◆ **Exercise directions**: One line at a time, check the entries below for the word "icon", and copy each line that has it.

◆ **Task input**:

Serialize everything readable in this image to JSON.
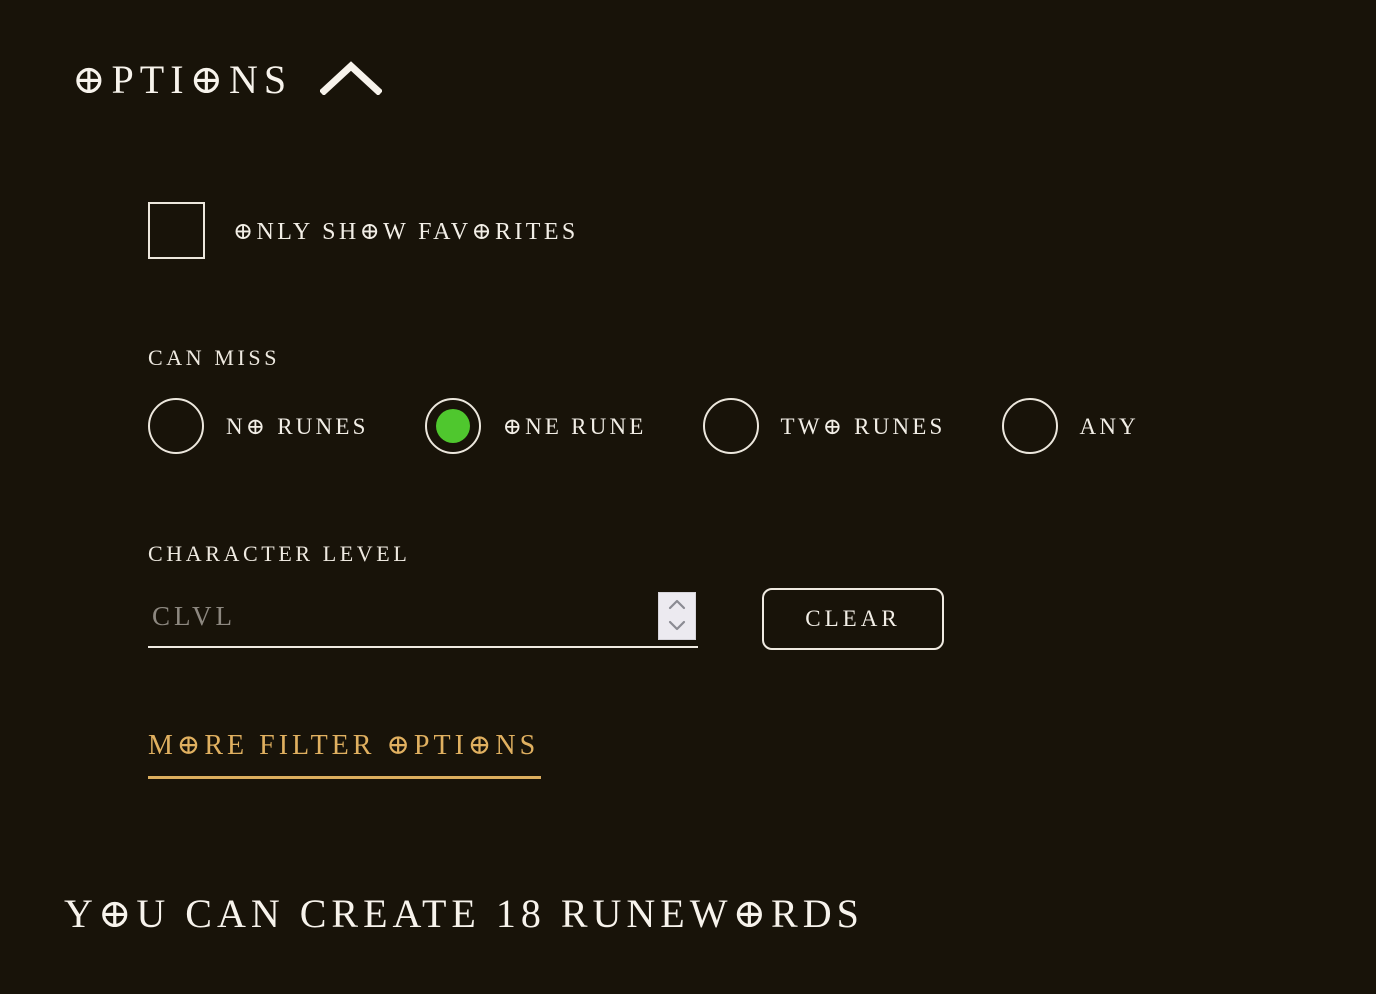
{
  "theme": {
    "background": "#181309",
    "text": "#f2eee6",
    "accent_gold": "#e0b060",
    "selected_green": "#4FC72E",
    "border": "#ece7dd"
  },
  "header": {
    "title": "⊕PTI⊕NS",
    "collapse_icon": "chevron-up-icon"
  },
  "favorites": {
    "label": "⊕NLY SH⊕W FAV⊕RITES",
    "checked": false
  },
  "can_miss": {
    "label": "CAN MISS",
    "selected_index": 1,
    "options": [
      {
        "label": "N⊕ RUNES",
        "value": "no-runes"
      },
      {
        "label": "⊕NE RUNE",
        "value": "one-rune"
      },
      {
        "label": "TW⊕ RUNES",
        "value": "two-runes"
      },
      {
        "label": "ANY",
        "value": "any"
      }
    ]
  },
  "character_level": {
    "label": "CHARACTER LEVEL",
    "placeholder": "CLVL",
    "value": "",
    "spinner_up_icon": "chevron-up-icon",
    "spinner_down_icon": "chevron-down-icon"
  },
  "clear_button": {
    "label": "CLEAR"
  },
  "more_filter_options": {
    "label": "M⊕RE FILTER ⊕PTI⊕NS"
  },
  "result": {
    "text": "Y⊕U CAN CREATE 18 RUNEW⊕RDS",
    "count": 18
  }
}
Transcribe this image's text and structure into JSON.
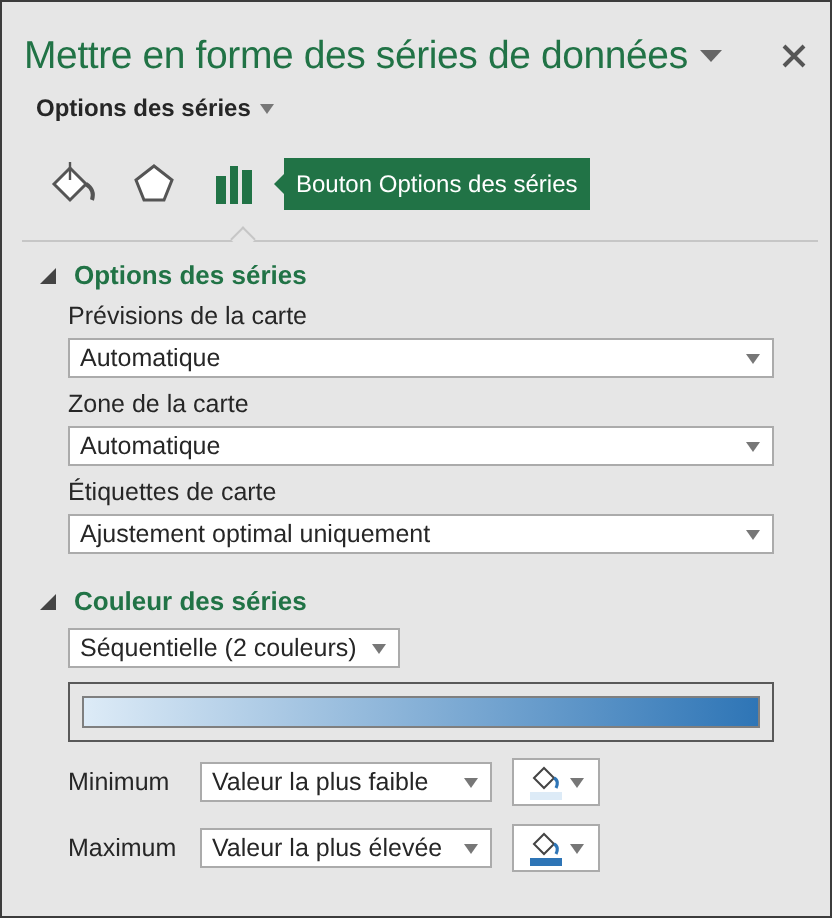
{
  "pane": {
    "title": "Mettre en forme des séries de données",
    "subtitle": "Options des séries"
  },
  "tabs": [
    {
      "kind": "fill",
      "selected": false
    },
    {
      "kind": "effects",
      "selected": false
    },
    {
      "kind": "series",
      "selected": true
    }
  ],
  "tooltip": "Bouton Options des séries",
  "series_options": {
    "heading": "Options des séries",
    "expanded": true,
    "fields": [
      {
        "label": "Prévisions de la carte",
        "value": "Automatique"
      },
      {
        "label": "Zone de la carte",
        "value": "Automatique"
      },
      {
        "label": "Étiquettes de carte",
        "value": "Ajustement optimal uniquement"
      }
    ]
  },
  "series_color": {
    "heading": "Couleur des séries",
    "expanded": true,
    "scheme": "Séquentielle (2 couleurs)",
    "stops": [
      {
        "label": "Minimum",
        "value": "Valeur la plus faible",
        "color": "#ddebf7"
      },
      {
        "label": "Maximum",
        "value": "Valeur la plus élevée",
        "color": "#2e75b6"
      }
    ]
  }
}
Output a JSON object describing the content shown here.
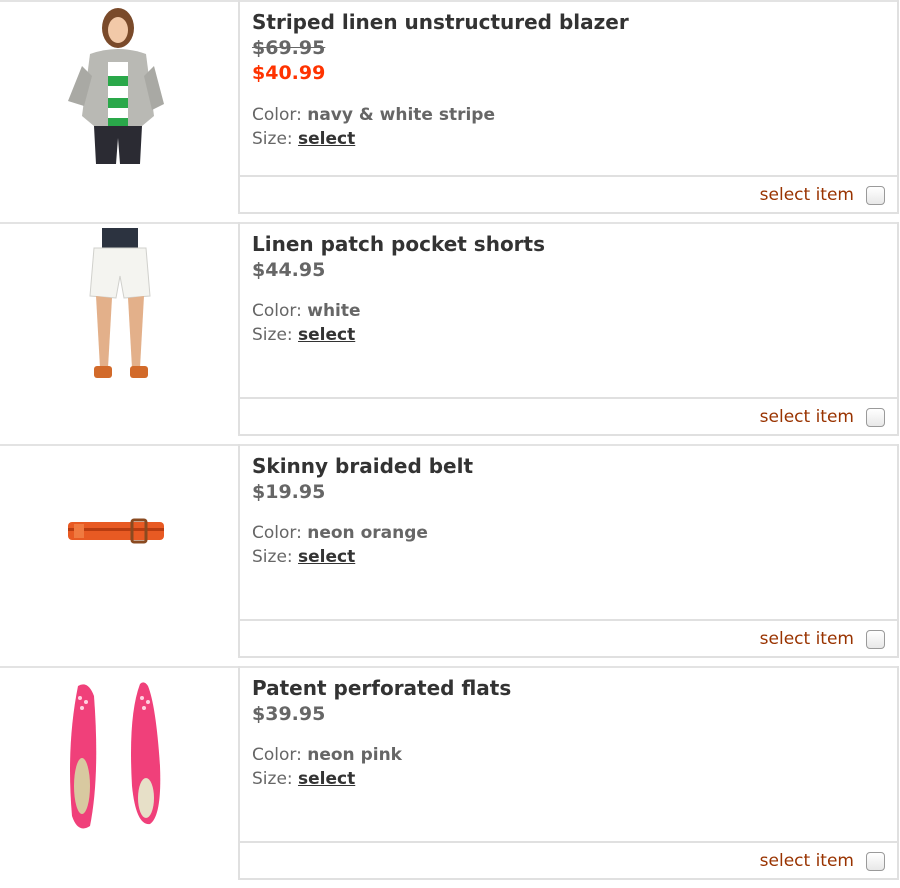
{
  "items": [
    {
      "title": "Striped linen unstructured blazer",
      "price_original": "$69.95",
      "price_sale": "$40.99",
      "color_label": "Color:",
      "color_value": "navy & white stripe",
      "size_label": "Size:",
      "size_value": "select",
      "select_label": "select item",
      "image": "woman-in-striped-blazer"
    },
    {
      "title": "Linen patch pocket shorts",
      "price": "$44.95",
      "color_label": "Color:",
      "color_value": "white",
      "size_label": "Size:",
      "size_value": "select",
      "select_label": "select item",
      "image": "woman-in-white-shorts"
    },
    {
      "title": "Skinny braided belt",
      "price": "$19.95",
      "color_label": "Color:",
      "color_value": "neon orange",
      "size_label": "Size:",
      "size_value": "select",
      "select_label": "select item",
      "image": "orange-braided-belt"
    },
    {
      "title": "Patent perforated flats",
      "price": "$39.95",
      "color_label": "Color:",
      "color_value": "neon pink",
      "size_label": "Size:",
      "size_value": "select",
      "select_label": "select item",
      "image": "pink-patent-flats"
    }
  ],
  "colors": {
    "sale_price": "#ff3300",
    "select_item_text": "#993300"
  }
}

◆ **Your response**:
    "collapse_icon": "chevron-up-icon"
    "spinner_up_icon": "chevron-up-icon",
    "spinner_down_icon": "chevron-down-icon"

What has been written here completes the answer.